▶ _Records from a dataset_:
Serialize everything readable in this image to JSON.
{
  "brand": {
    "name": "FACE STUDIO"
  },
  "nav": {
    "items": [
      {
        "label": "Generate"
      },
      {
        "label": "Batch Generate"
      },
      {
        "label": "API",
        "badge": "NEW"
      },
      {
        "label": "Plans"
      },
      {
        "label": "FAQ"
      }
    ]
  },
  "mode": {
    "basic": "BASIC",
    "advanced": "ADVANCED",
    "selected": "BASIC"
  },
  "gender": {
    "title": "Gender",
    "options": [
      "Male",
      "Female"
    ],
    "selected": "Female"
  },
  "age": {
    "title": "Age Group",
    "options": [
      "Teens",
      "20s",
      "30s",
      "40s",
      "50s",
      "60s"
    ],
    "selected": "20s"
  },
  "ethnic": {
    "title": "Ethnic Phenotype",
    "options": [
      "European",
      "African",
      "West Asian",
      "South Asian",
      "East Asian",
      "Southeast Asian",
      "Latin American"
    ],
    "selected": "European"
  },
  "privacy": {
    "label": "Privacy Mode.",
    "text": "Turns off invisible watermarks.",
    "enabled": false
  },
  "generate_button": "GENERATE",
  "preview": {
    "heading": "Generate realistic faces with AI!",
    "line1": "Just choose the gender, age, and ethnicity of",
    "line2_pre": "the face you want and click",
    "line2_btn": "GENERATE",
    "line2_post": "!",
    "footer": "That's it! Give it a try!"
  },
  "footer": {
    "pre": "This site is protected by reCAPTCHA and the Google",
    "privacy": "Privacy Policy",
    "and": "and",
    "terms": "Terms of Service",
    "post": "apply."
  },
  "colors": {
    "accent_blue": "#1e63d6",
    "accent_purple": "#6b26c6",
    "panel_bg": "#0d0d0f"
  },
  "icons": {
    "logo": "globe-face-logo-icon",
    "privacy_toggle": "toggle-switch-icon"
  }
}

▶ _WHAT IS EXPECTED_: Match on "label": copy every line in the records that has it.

▶ _SOLUTION TO THE EXERCISE_:
        "label": "Generate"
        "label": "Batch Generate"
        "label": "API",
        "label": "Plans"
        "label": "FAQ"
    "label": "Privacy Mode.",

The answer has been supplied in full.